In Chapters nine and ten Hardy attempts to overcome the drawbacks of the above approaches by launching a more thoroughly semantic attack on the understanding of the mind as it functions in the social and objective world.
She does so by viewing the external objects that are experienced by an individual in terms of their meaning to that person. Each of these objects¾which can be anything, from another individual to a work of art¾forms a network of meaning, which she terms the eco-semantic field. The individual injects meaning into this field, which in turn returns (“retrojects”) its meaningful aspects back to the individual, interacting with his or her semantic constellations. A complete system of meaning comes into being through semantic exchanges between the individual and his or her personal environment. This view is in line with Varela's insights, above, but highlights the semantic environment of the human being, rather than the sensori-motor one. It is through the exchanges between the inside semantic constellations and the outside eco-semantic fields that meaning arises and evolves, and that social influences come into existence.
The above interaction is viewed as active and dynamic in nature, the individual influencing the (semantic) environment in many ways, and the environment influencing the individual in turn.
Expanding this, Hardy proceeds to view events as semantic constellations; she suggests that the mental conceptualization of an event may be the first small but significant step in setting it into motion.
Mutual interactions of individuals with the environment are the bases for the creation of culture. Hardy's concept of eco-fields is not limited to material objects, however, but also includes Poppers World 3, which includes cultural knowledge such as the story of the Odyssey (beyond the ink and the paper upon which it is written) and mathematical truths that are “discovered” (not invented) by the human mind.
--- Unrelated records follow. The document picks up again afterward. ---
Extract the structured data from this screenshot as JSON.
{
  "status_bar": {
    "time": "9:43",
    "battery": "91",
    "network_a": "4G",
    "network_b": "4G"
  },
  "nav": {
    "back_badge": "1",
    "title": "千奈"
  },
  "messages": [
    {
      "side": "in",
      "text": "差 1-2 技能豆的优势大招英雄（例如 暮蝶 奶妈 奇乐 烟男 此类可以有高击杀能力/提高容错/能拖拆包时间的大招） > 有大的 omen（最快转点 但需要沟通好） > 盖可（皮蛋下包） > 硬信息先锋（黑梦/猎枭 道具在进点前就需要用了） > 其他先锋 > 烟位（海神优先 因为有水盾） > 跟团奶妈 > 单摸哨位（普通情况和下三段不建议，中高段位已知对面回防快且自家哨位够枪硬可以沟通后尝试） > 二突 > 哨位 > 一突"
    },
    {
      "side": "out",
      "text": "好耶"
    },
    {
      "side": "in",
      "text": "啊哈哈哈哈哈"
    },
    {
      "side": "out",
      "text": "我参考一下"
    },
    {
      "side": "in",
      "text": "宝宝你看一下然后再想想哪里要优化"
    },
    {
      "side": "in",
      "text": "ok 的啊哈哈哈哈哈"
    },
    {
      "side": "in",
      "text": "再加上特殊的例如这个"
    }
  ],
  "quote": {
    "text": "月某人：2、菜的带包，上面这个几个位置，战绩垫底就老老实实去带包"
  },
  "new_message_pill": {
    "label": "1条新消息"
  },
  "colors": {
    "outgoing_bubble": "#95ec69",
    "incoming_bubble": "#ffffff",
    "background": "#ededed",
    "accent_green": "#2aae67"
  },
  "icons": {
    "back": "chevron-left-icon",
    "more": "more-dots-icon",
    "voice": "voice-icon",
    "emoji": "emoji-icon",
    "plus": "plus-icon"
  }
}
Chapter eleven explores possibilities of Hardy's theory beyond the limits of ordinary material science, ranging into areas typically treated only in psi research. I enjoin the reader to stay with her here. She has an excellent background as a researcher into unusual states of consciousness and psi, and her partner, Mario Varvoglis, is one of the leading psi researchers in the world. Her discussion is well informed and supported at every step by empirical observation. Here Hardy explores the nature of synchronicity as proposed by Carl Jung, which emphasizes the confluence of inner and outer events of connected meaning, but beyond ordinary notions of causality. Her ideas concerning the eco-semantic field in interaction with conscious and unconscious aspects of the individual's semantic constellations make impressive sense out of this enigmatic phenomena, not entirely clear even in Jung's own writings.
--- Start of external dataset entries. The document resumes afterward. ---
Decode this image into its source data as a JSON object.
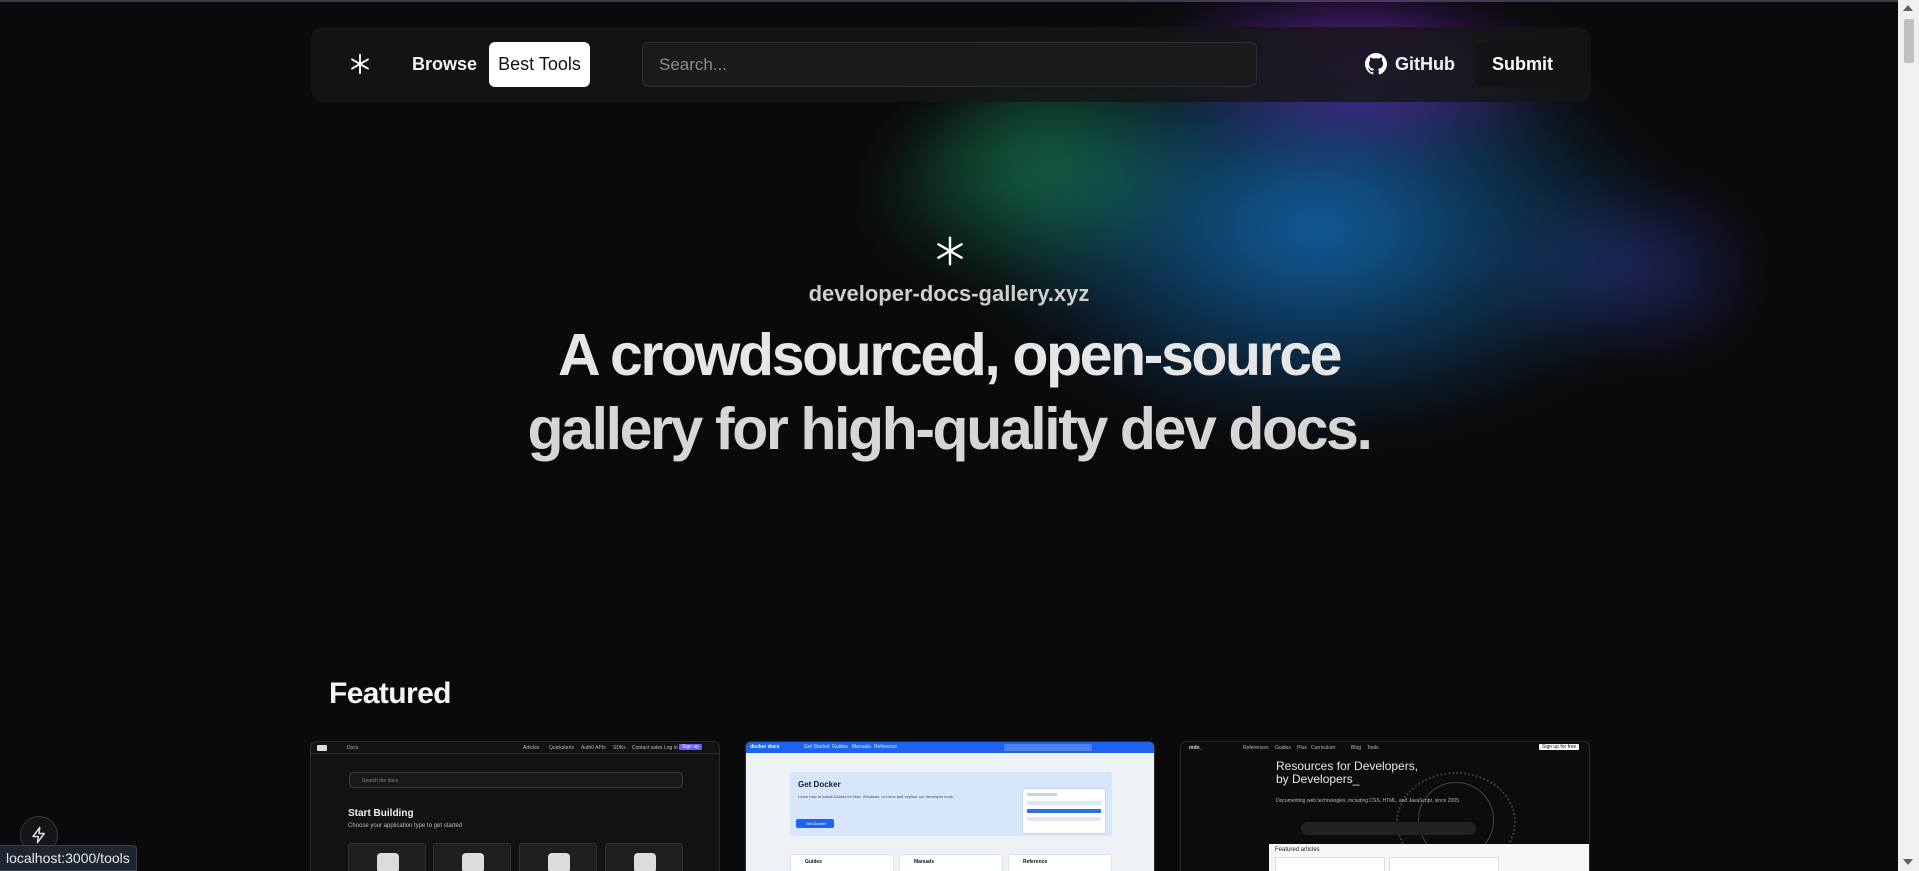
{
  "nav": {
    "logo_icon": "asterisk-icon",
    "browse_label": "Browse",
    "best_tools_label": "Best Tools",
    "search_placeholder": "Search...",
    "github_label": "GitHub",
    "github_icon": "github-icon",
    "submit_label": "Submit"
  },
  "hero": {
    "icon": "asterisk-icon",
    "site_name": "developer-docs-gallery.xyz",
    "headline_line1": "A crowdsourced, open-source",
    "headline_line2": "gallery for high-quality dev docs."
  },
  "featured": {
    "title": "Featured",
    "cards": [
      {
        "logo_text": "Docs",
        "nav_items": [
          "Articles",
          "Quickstarts",
          "Auth0 APIs",
          "SDKs",
          "Contact sales",
          "Log in",
          "Sign up"
        ],
        "search_placeholder": "Search the docs",
        "heading": "Start Building",
        "subheading": "Choose your application type to get started"
      },
      {
        "logo_text": "docker docs",
        "nav_items": [
          "Get Started",
          "Guides",
          "Manuals",
          "Reference"
        ],
        "heading": "Get Docker",
        "description": "Learn how to install Docker for Mac, Windows, or Linux and explore our developer tools.",
        "button_label": "Get Docker",
        "boxes": [
          "Guides",
          "Manuals",
          "Reference"
        ]
      },
      {
        "logo_text": "mdn_",
        "nav_items": [
          "References",
          "Guides",
          "Plus",
          "Curriculum",
          "Blog",
          "Tools"
        ],
        "signup_label": "Sign up for free",
        "heading_line1": "Resources for Developers,",
        "heading_line2": "by Developers_",
        "description": "Documenting web technologies, including CSS, HTML, and JavaScript, since 2005.",
        "section_title": "Featured articles"
      }
    ]
  },
  "status_bar": {
    "url": "localhost:3000/tools"
  },
  "floating_button_icon": "lightning-icon",
  "colors": {
    "background": "#0a0a0a",
    "accent_blue": "#126eb9",
    "accent_purple": "#7828c8",
    "accent_green": "#188c5a"
  }
}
Finally, Hardy considers the possibility of shared or collective consciousness. Here her thought follows along similar lines with that of Rupert Sheldrake (1988) and Ervin Laszlo (1996), suggesting that individuals can share elements of a common experience at a distance. Like those authors, she invokes the example of scientists working independently in different parts of the world on related projects, but benefiting from a certain mutual but unconscious participation¾such that ideas developed by any one of them become more accessible to the others. As Laszlo has pointed out previously, the possibility of such subtle connections between individuals places increased responsibility on all of us, not only for our actions but for the very content of our private inner lives.